Each line below should be retyped exactly, with no pictures.

:: STUDY MATERIAL

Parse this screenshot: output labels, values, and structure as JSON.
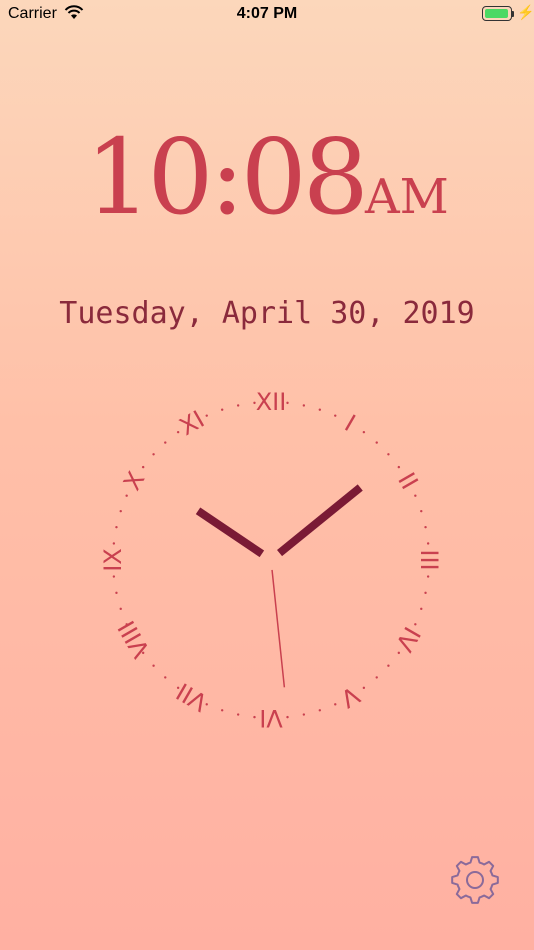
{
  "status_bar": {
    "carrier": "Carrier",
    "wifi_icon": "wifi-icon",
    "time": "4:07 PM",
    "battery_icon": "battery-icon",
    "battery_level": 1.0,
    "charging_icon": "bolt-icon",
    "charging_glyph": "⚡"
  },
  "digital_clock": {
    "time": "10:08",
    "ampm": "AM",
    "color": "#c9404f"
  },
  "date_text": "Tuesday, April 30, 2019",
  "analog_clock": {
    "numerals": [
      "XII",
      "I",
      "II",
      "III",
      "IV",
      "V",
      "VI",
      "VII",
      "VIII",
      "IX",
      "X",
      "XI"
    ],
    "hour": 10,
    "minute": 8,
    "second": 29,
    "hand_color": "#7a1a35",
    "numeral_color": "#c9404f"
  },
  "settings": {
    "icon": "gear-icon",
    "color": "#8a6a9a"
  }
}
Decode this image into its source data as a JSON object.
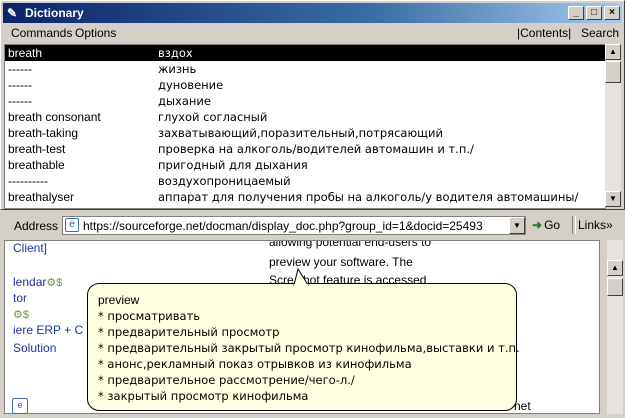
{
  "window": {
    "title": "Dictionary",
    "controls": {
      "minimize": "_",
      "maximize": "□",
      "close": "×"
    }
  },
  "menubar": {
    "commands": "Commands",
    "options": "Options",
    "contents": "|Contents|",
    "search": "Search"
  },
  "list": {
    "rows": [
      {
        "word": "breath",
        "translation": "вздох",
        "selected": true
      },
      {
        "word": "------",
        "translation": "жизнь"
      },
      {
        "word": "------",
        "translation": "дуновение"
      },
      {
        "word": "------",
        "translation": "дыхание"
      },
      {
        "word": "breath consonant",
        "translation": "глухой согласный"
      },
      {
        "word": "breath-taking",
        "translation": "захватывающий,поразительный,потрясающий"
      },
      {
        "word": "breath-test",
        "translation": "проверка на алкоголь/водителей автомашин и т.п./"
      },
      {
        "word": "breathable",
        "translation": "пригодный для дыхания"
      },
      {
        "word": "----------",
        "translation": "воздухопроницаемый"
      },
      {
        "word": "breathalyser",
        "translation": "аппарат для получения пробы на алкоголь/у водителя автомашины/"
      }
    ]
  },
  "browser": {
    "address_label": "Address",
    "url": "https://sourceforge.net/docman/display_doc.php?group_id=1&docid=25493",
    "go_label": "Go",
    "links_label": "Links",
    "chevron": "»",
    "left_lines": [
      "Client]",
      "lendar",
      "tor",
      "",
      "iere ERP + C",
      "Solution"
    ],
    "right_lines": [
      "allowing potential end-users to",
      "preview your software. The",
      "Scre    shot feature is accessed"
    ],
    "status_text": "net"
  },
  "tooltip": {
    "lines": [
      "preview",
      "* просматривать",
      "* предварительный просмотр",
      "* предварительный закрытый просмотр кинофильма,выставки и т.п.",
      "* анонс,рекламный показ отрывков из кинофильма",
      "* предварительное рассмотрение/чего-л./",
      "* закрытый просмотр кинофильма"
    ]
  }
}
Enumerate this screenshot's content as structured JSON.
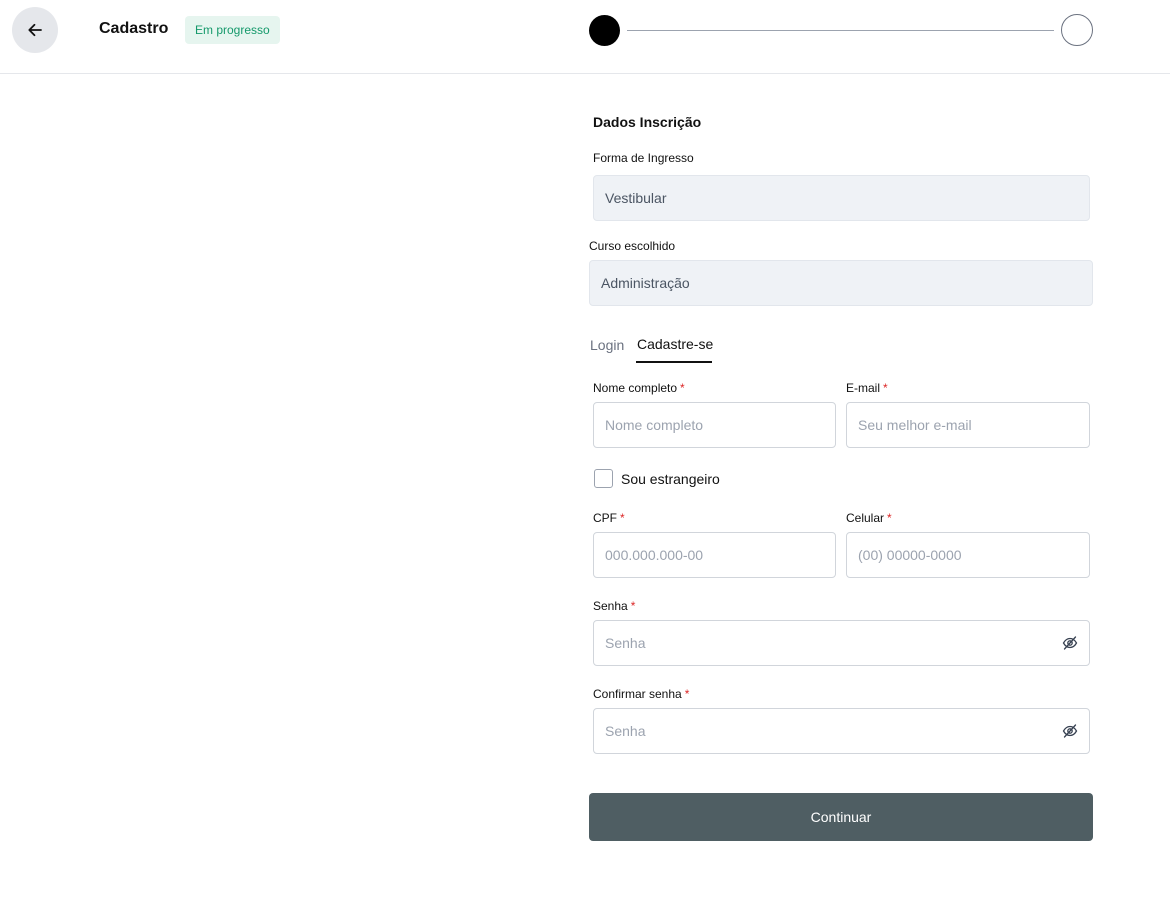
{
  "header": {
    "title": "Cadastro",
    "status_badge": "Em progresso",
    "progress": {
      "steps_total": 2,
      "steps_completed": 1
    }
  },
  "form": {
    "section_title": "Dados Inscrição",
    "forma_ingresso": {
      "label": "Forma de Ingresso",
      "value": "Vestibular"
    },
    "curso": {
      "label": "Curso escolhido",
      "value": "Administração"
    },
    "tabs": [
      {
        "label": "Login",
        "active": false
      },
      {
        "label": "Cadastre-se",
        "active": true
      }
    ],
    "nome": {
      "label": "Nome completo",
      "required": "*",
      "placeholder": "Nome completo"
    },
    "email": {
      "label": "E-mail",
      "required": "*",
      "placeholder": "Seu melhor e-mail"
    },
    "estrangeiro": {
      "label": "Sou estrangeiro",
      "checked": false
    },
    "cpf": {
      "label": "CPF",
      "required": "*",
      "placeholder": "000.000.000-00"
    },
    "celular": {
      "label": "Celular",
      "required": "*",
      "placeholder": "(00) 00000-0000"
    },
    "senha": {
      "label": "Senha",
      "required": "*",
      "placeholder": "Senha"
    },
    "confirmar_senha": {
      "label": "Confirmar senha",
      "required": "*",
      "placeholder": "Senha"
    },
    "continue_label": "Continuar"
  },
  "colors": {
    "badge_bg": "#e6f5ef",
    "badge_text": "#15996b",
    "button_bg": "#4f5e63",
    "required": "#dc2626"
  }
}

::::

RESULT FOR THIS TASK |
Parse this screenshot: output labels, values, and structure as JSON.
{
  "status_bar": {
    "carrier": "Carrier",
    "wifi_icon": "wifi-icon",
    "time": "4:07 PM",
    "battery_icon": "battery-icon",
    "battery_level": 1.0,
    "charging_icon": "bolt-icon",
    "charging_glyph": "⚡"
  },
  "digital_clock": {
    "time": "10:08",
    "ampm": "AM",
    "color": "#c9404f"
  },
  "date_text": "Tuesday, April 30, 2019",
  "analog_clock": {
    "numerals": [
      "XII",
      "I",
      "II",
      "III",
      "IV",
      "V",
      "VI",
      "VII",
      "VIII",
      "IX",
      "X",
      "XI"
    ],
    "hour": 10,
    "minute": 8,
    "second": 29,
    "hand_color": "#7a1a35",
    "numeral_color": "#c9404f"
  },
  "settings": {
    "icon": "gear-icon",
    "color": "#8a6a9a"
  }
}
Decode this image into its source data as a JSON object.
{
  "window": {
    "title": "Dictionary",
    "controls": {
      "minimize": "_",
      "maximize": "□",
      "close": "×"
    }
  },
  "menubar": {
    "commands": "Commands",
    "options": "Options",
    "contents": "|Contents|",
    "search": "Search"
  },
  "list": {
    "rows": [
      {
        "word": "breath",
        "translation": "вздох",
        "selected": true
      },
      {
        "word": "------",
        "translation": "жизнь"
      },
      {
        "word": "------",
        "translation": "дуновение"
      },
      {
        "word": "------",
        "translation": "дыхание"
      },
      {
        "word": "breath consonant",
        "translation": "глухой согласный"
      },
      {
        "word": "breath-taking",
        "translation": "захватывающий,поразительный,потрясающий"
      },
      {
        "word": "breath-test",
        "translation": "проверка на алкоголь/водителей автомашин и т.п./"
      },
      {
        "word": "breathable",
        "translation": "пригодный для дыхания"
      },
      {
        "word": "----------",
        "translation": "воздухопроницаемый"
      },
      {
        "word": "breathalyser",
        "translation": "аппарат для получения пробы на алкоголь/у водителя автомашины/"
      }
    ]
  },
  "browser": {
    "address_label": "Address",
    "url": "https://sourceforge.net/docman/display_doc.php?group_id=1&docid=25493",
    "go_label": "Go",
    "links_label": "Links",
    "chevron": "»",
    "left_lines": [
      "Client]",
      "lendar",
      "tor",
      "",
      "iere ERP + C",
      "Solution"
    ],
    "right_lines": [
      "allowing potential end-users to",
      "preview your software. The",
      "Scre    shot feature is accessed"
    ],
    "status_text": "net"
  },
  "tooltip": {
    "lines": [
      "preview",
      "* просматривать",
      "* предварительный просмотр",
      "* предварительный закрытый просмотр кинофильма,выставки и т.п.",
      "* анонс,рекламный показ отрывков из кинофильма",
      "* предварительное рассмотрение/чего-л./",
      "* закрытый просмотр кинофильма"
    ]
  }
}
Enumerate this screenshot's content as structured JSON.
{
  "header": {
    "title": "Cadastro",
    "status_badge": "Em progresso",
    "progress": {
      "steps_total": 2,
      "steps_completed": 1
    }
  },
  "form": {
    "section_title": "Dados Inscrição",
    "forma_ingresso": {
      "label": "Forma de Ingresso",
      "value": "Vestibular"
    },
    "curso": {
      "label": "Curso escolhido",
      "value": "Administração"
    },
    "tabs": [
      {
        "label": "Login",
        "active": false
      },
      {
        "label": "Cadastre-se",
        "active": true
      }
    ],
    "nome": {
      "label": "Nome completo",
      "required": "*",
      "placeholder": "Nome completo"
    },
    "email": {
      "label": "E-mail",
      "required": "*",
      "placeholder": "Seu melhor e-mail"
    },
    "estrangeiro": {
      "label": "Sou estrangeiro",
      "checked": false
    },
    "cpf": {
      "label": "CPF",
      "required": "*",
      "placeholder": "000.000.000-00"
    },
    "celular": {
      "label": "Celular",
      "required": "*",
      "placeholder": "(00) 00000-0000"
    },
    "senha": {
      "label": "Senha",
      "required": "*",
      "placeholder": "Senha"
    },
    "confirmar_senha": {
      "label": "Confirmar senha",
      "required": "*",
      "placeholder": "Senha"
    },
    "continue_label": "Continuar"
  },
  "colors": {
    "badge_bg": "#e6f5ef",
    "badge_text": "#15996b",
    "button_bg": "#4f5e63",
    "required": "#dc2626"
  }
}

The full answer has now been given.